▼▼▼

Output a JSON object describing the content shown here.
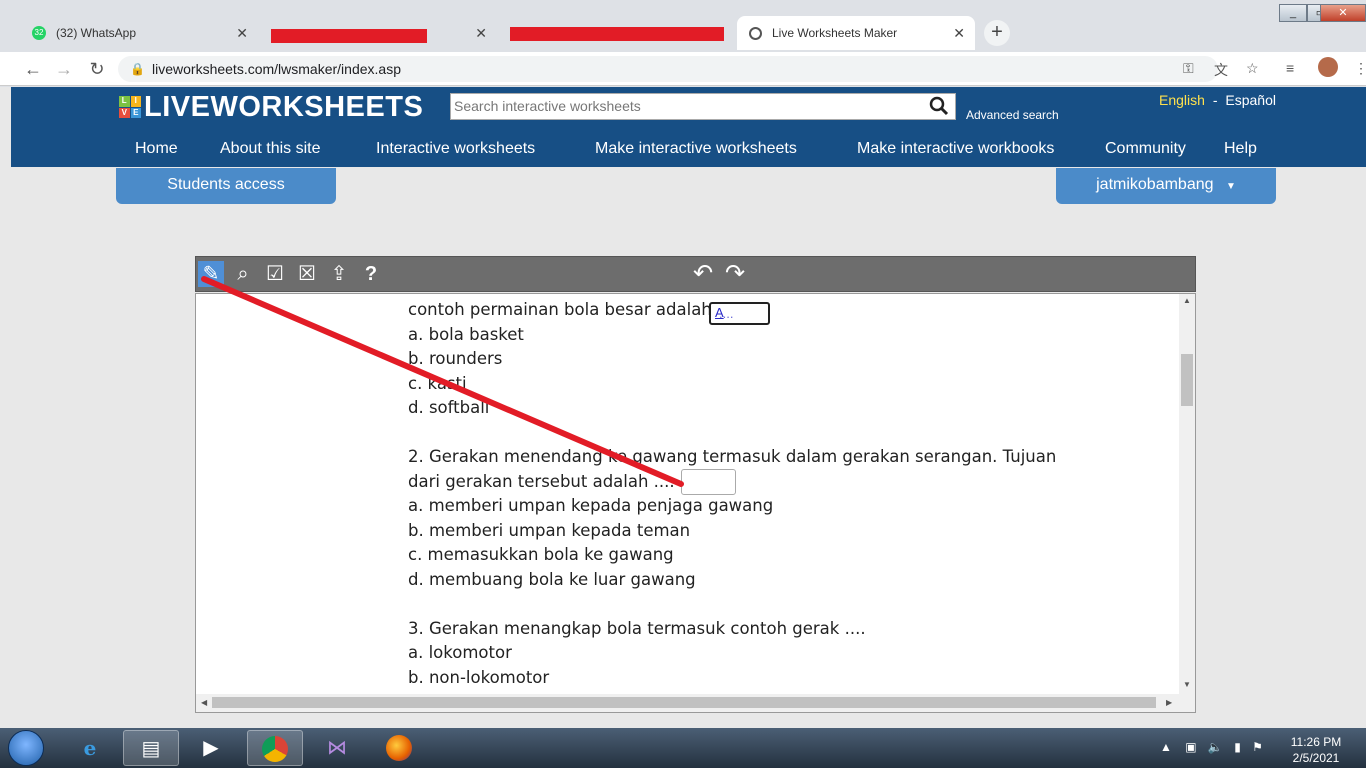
{
  "browser": {
    "tabs": [
      {
        "label": "(32) WhatsApp",
        "badge": "32"
      },
      {
        "label": "",
        "redacted": true
      },
      {
        "label": "",
        "redacted": true
      },
      {
        "label": "Live Worksheets Maker",
        "active": true
      }
    ],
    "url": "liveworksheets.com/lwsmaker/index.asp"
  },
  "site": {
    "logo_prefix": [
      "L",
      "I",
      "V",
      "E"
    ],
    "logo_text": "LIVEWORKSHEETS",
    "search_placeholder": "Search interactive worksheets",
    "advanced_search": "Advanced search",
    "lang_english": "English",
    "lang_separator": "-",
    "lang_spanish": "Español",
    "menu": [
      "Home",
      "About this site",
      "Interactive worksheets",
      "Make interactive worksheets",
      "Make interactive workbooks",
      "Community",
      "Help"
    ],
    "students_access": "Students access",
    "username": "jatmikobambang"
  },
  "worksheet": {
    "lines": [
      "contoh permainan bola besar adalah",
      "a. bola basket",
      "b. rounders",
      "c. kasti",
      "d. softball",
      "",
      "2. Gerakan menendang ke gawang termasuk dalam gerakan serangan. Tujuan",
      "dari gerakan tersebut adalah ....",
      "a. memberi umpan kepada penjaga gawang",
      "b. memberi umpan kepada teman",
      "c. memasukkan bola ke gawang",
      "d. membuang bola ke luar gawang",
      "",
      "3. Gerakan menangkap bola termasuk contoh gerak ....",
      "a. lokomotor",
      "b. non-lokomotor"
    ],
    "answer_box_1": {
      "dots": "....",
      "answer": "A"
    },
    "answer_box_2": ""
  },
  "taskbar": {
    "time": "11:26 PM",
    "date": "2/5/2021"
  },
  "colors": {
    "header": "#174f85",
    "pill": "#4b8bc9",
    "annotation_red": "#e21c26"
  }
}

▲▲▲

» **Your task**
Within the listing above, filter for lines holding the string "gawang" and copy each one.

» **Solution to this task**
      "2. Gerakan menendang ke gawang termasuk dalam gerakan serangan. Tujuan",
      "a. memberi umpan kepada penjaga gawang",
      "c. memasukkan bola ke gawang",
      "d. membuang bola ke luar gawang",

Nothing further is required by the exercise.